The FEP program provides treatment to youth and young adults experiencing symptoms of early psychosis. These programs utilize well-researched, and evidence-based practices to help youth and young adults recover, complete their educational goals, locate and maintain employment, all while teaching them how to strengthen their relationships with family and support networks within their community.
The FEP program provides a coordinated array of recovery-oriented services and supports to the individual and their family. Services include family support through Multi-Family Groups, Youth and Parent Peer Supports, Supported Employment and Education (using the Individual Placement and Support (IPS) model), Care Coordination, Cognitive Behavioral Therapy, and Low Dose Anti-Psychotic medication management, as needed. The two-year FEP programs utilize a coordinated care approach which emphasizes shared decision-making with the client, as the focal point of any intervention.
The department currently operates three sites that provide FEP program services in the state. NOVA-Birmingham operated by JBS Mental Health Authority, Jefferson County; NOVA-Mobile in AltaPointe, Mobile County, and NOVA-Huntsville in Wellstone, Madison County.
The NOVA FEP programs collaborate with other state agencies to include the Alabama Department of Rehabilitation Services, as well as, the state IPS programs as a means of meeting the client's overall vocational and educational needs.

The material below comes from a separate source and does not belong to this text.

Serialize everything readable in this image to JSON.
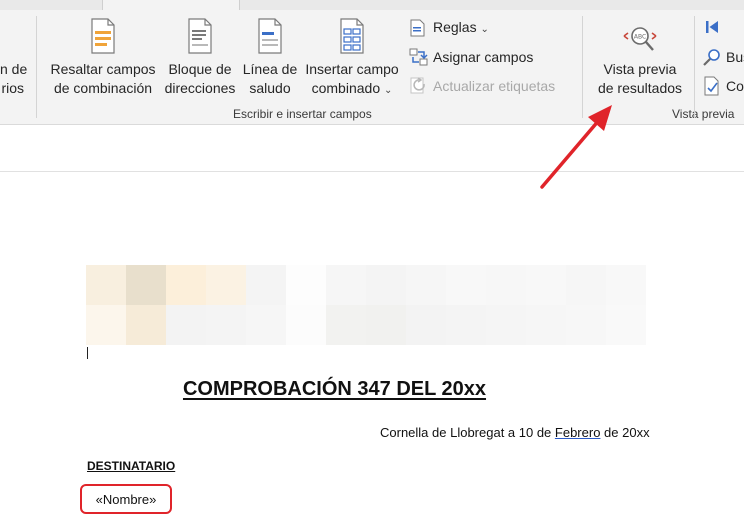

Please contact April Watkins, Statewide Coordinator, email@example.com, 334-353-7414 for more information.